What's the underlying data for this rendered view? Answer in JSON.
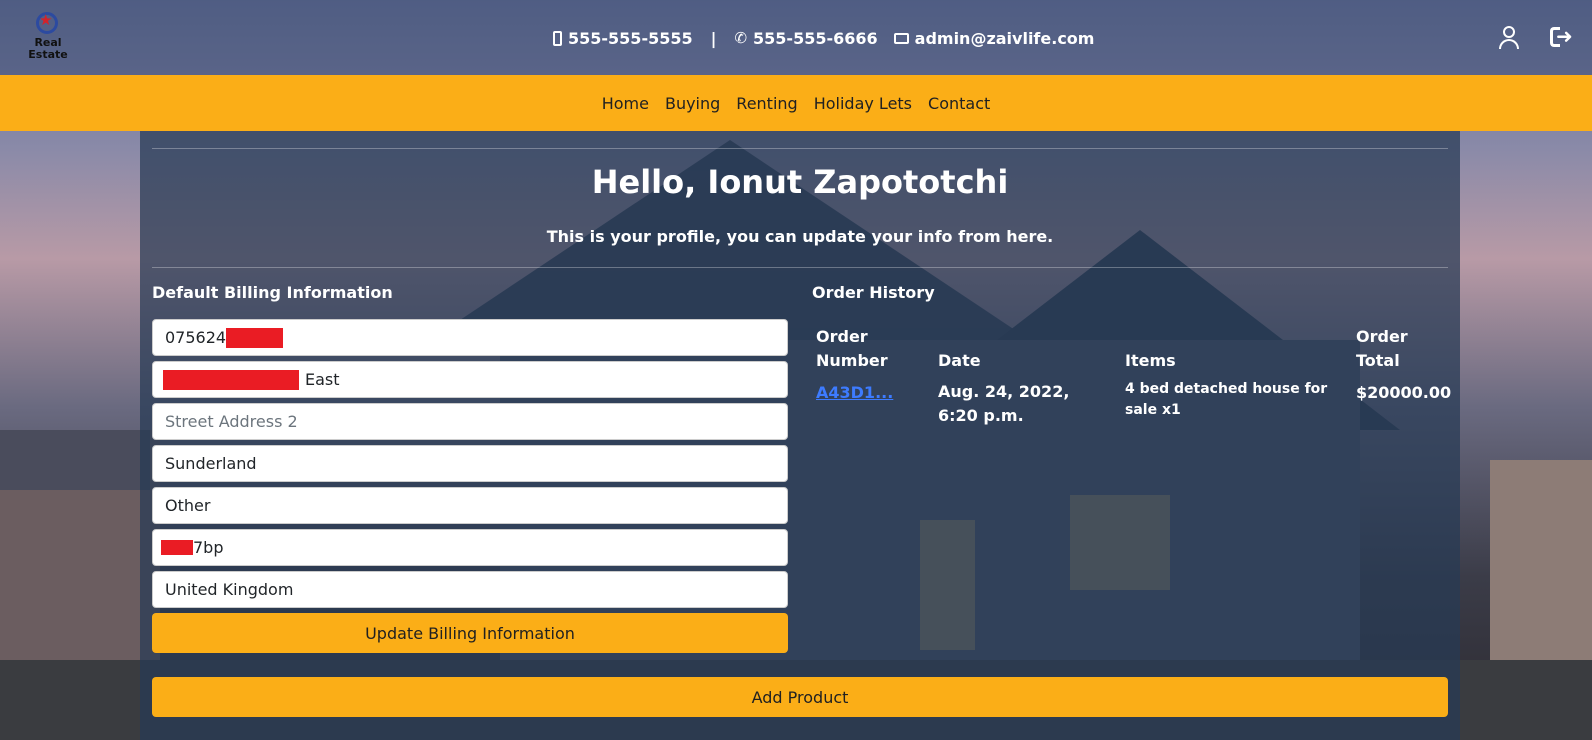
{
  "header": {
    "logo_line1": "Real",
    "logo_line2": "Estate",
    "mobile": "555-555-5555",
    "separator": "|",
    "phone": "555-555-6666",
    "email": "admin@zaivlife.com",
    "icons": [
      "mobile-icon",
      "phone-icon",
      "mail-icon",
      "user-icon",
      "logout-icon"
    ]
  },
  "nav": {
    "items": [
      "Home",
      "Buying",
      "Renting",
      "Holiday Lets",
      "Contact"
    ]
  },
  "profile": {
    "greeting": "Hello, Ionut Zapototchi",
    "subtitle": "This is your profile, you can update your info from here."
  },
  "billing": {
    "heading": "Default Billing Information",
    "phone_value": "075624",
    "street1_value": "East",
    "street2_placeholder": "Street Address 2",
    "city_value": "Sunderland",
    "county_value": "Other",
    "postcode_value": "7bp",
    "country_value": "United Kingdom",
    "update_button": "Update Billing Information"
  },
  "orders": {
    "heading": "Order History",
    "columns": {
      "number": "Order Number",
      "date": "Date",
      "items": "Items",
      "total": "Order Total"
    },
    "rows": [
      {
        "number": "A43D1...",
        "date": "Aug. 24, 2022, 6:20 p.m.",
        "items": "4 bed detached house for sale x1",
        "total": "$20000.00"
      }
    ]
  },
  "add_product_button": "Add Product",
  "colors": {
    "accent": "#fbae17",
    "panel": "#273a54",
    "redaction": "#ea1c24",
    "link": "#3d7bff"
  }
}
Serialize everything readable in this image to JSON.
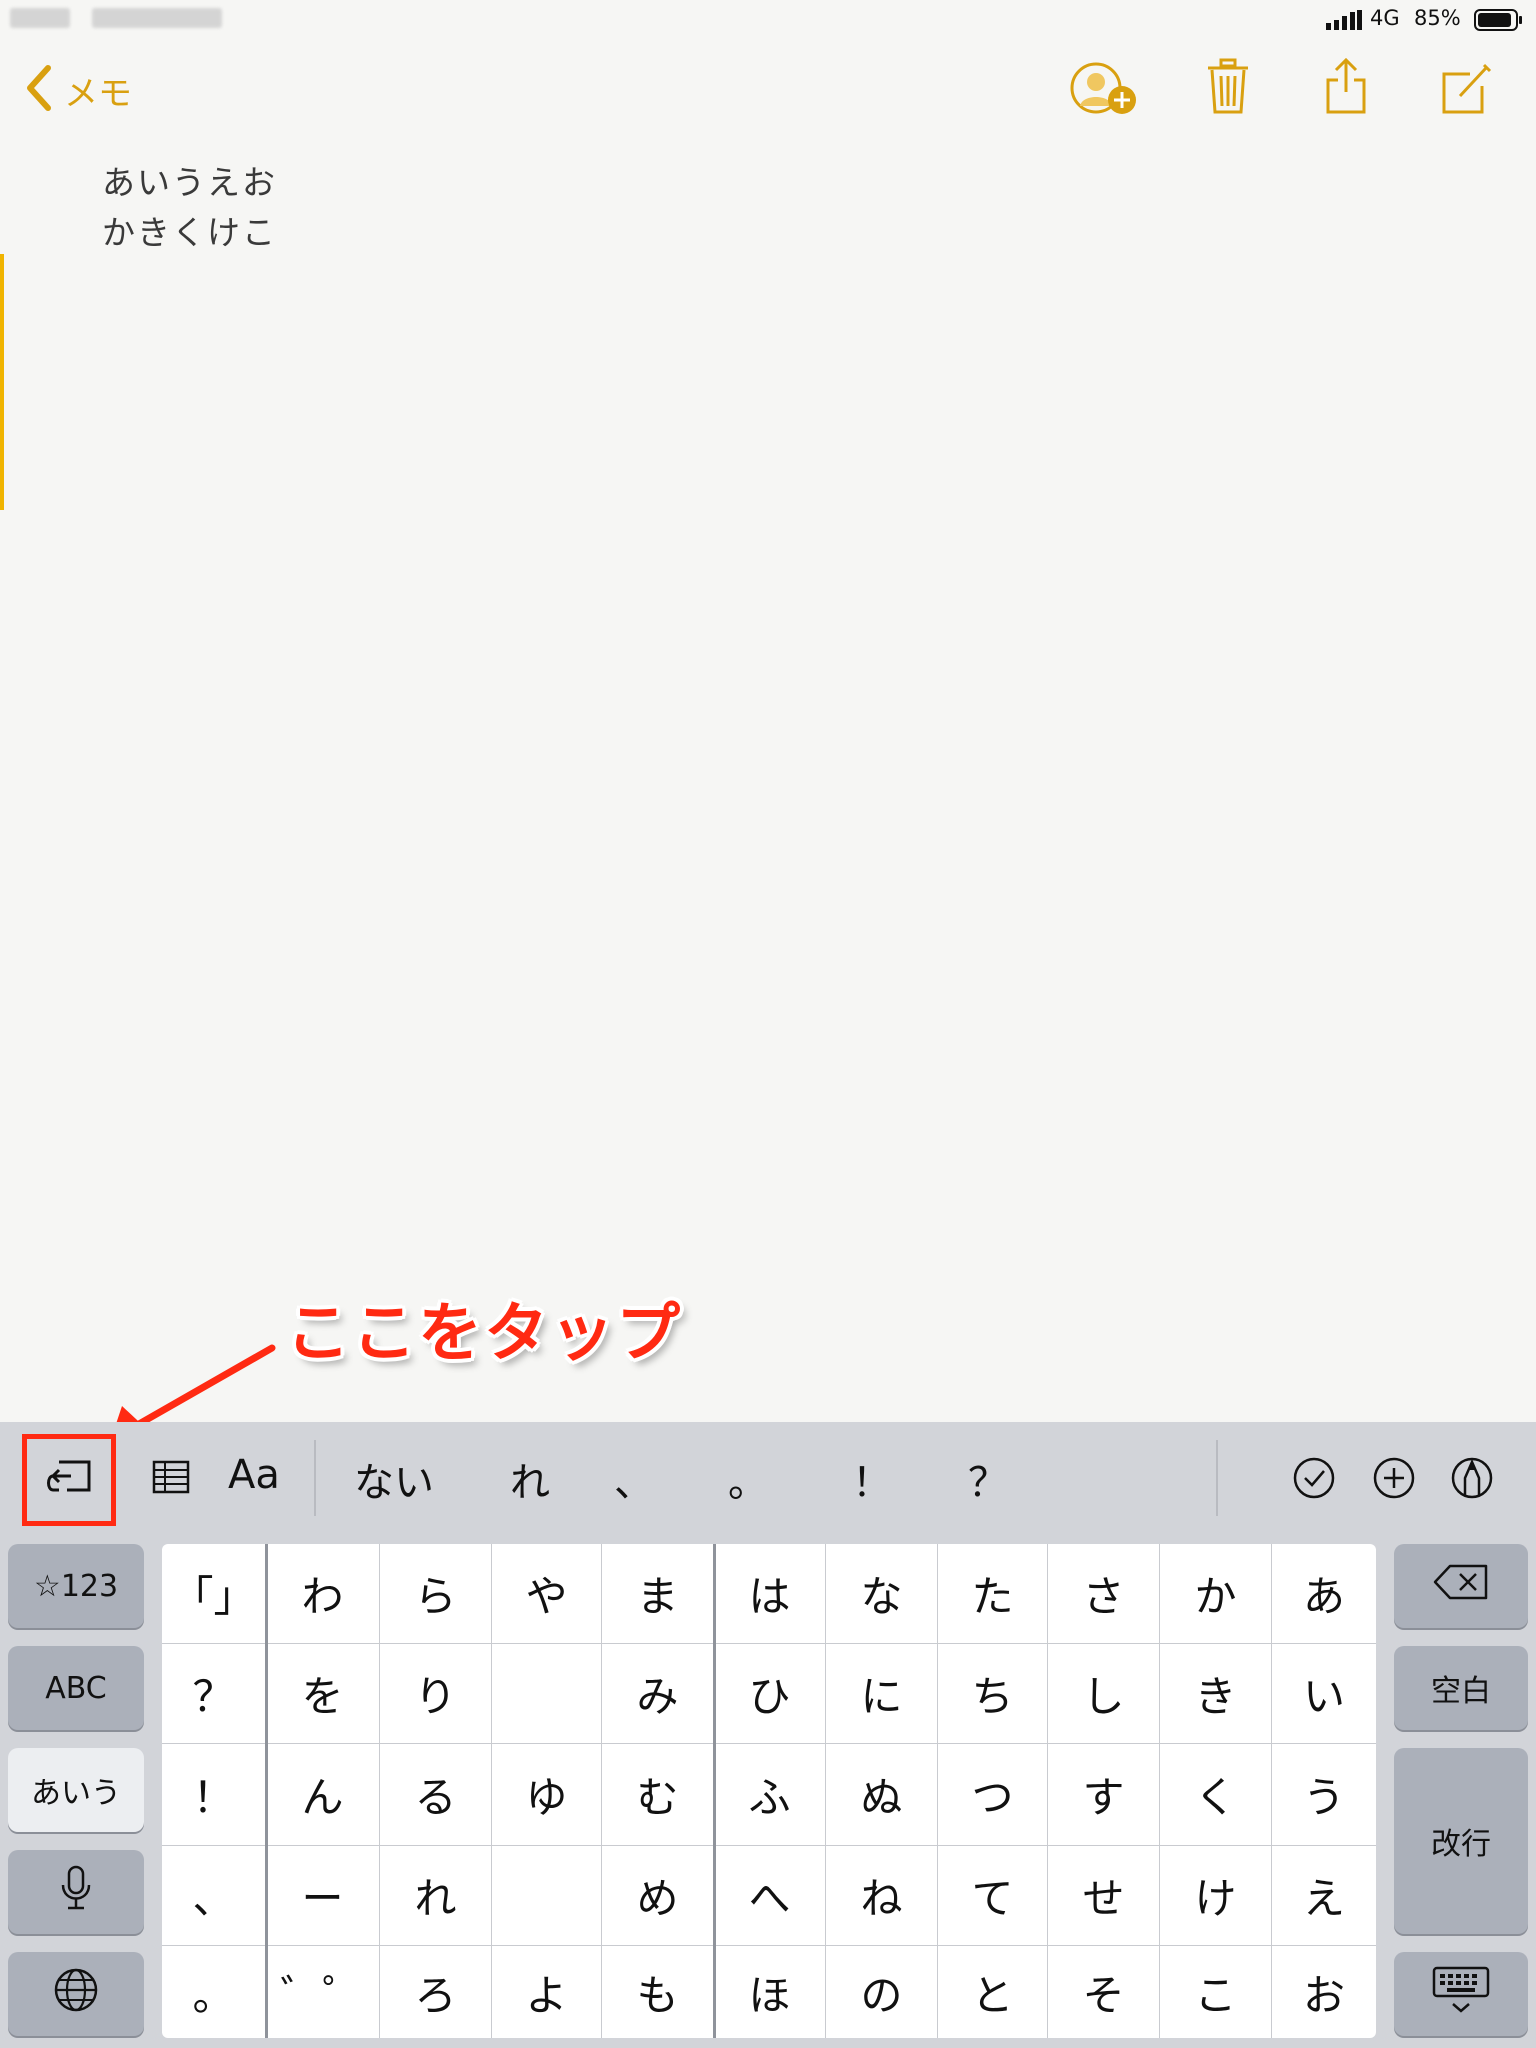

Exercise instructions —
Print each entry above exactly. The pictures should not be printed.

Result below —
What's the underlying data for this rendered view? Answer in JSON.
{
  "header": {
    "logo_line1": "Real",
    "logo_line2": "Estate",
    "mobile": "555-555-5555",
    "separator": "|",
    "phone": "555-555-6666",
    "email": "admin@zaivlife.com",
    "icons": [
      "mobile-icon",
      "phone-icon",
      "mail-icon",
      "user-icon",
      "logout-icon"
    ]
  },
  "nav": {
    "items": [
      "Home",
      "Buying",
      "Renting",
      "Holiday Lets",
      "Contact"
    ]
  },
  "profile": {
    "greeting": "Hello, Ionut Zapototchi",
    "subtitle": "This is your profile, you can update your info from here."
  },
  "billing": {
    "heading": "Default Billing Information",
    "phone_value": "075624",
    "street1_value": "East",
    "street2_placeholder": "Street Address 2",
    "city_value": "Sunderland",
    "county_value": "Other",
    "postcode_value": "7bp",
    "country_value": "United Kingdom",
    "update_button": "Update Billing Information"
  },
  "orders": {
    "heading": "Order History",
    "columns": {
      "number": "Order Number",
      "date": "Date",
      "items": "Items",
      "total": "Order Total"
    },
    "rows": [
      {
        "number": "A43D1...",
        "date": "Aug. 24, 2022, 6:20 p.m.",
        "items": "4 bed detached house for sale x1",
        "total": "$20000.00"
      }
    ]
  },
  "add_product_button": "Add Product",
  "colors": {
    "accent": "#fbae17",
    "panel": "#273a54",
    "redaction": "#ea1c24",
    "link": "#3d7bff"
  }
}
Serialize everything readable in this image to JSON.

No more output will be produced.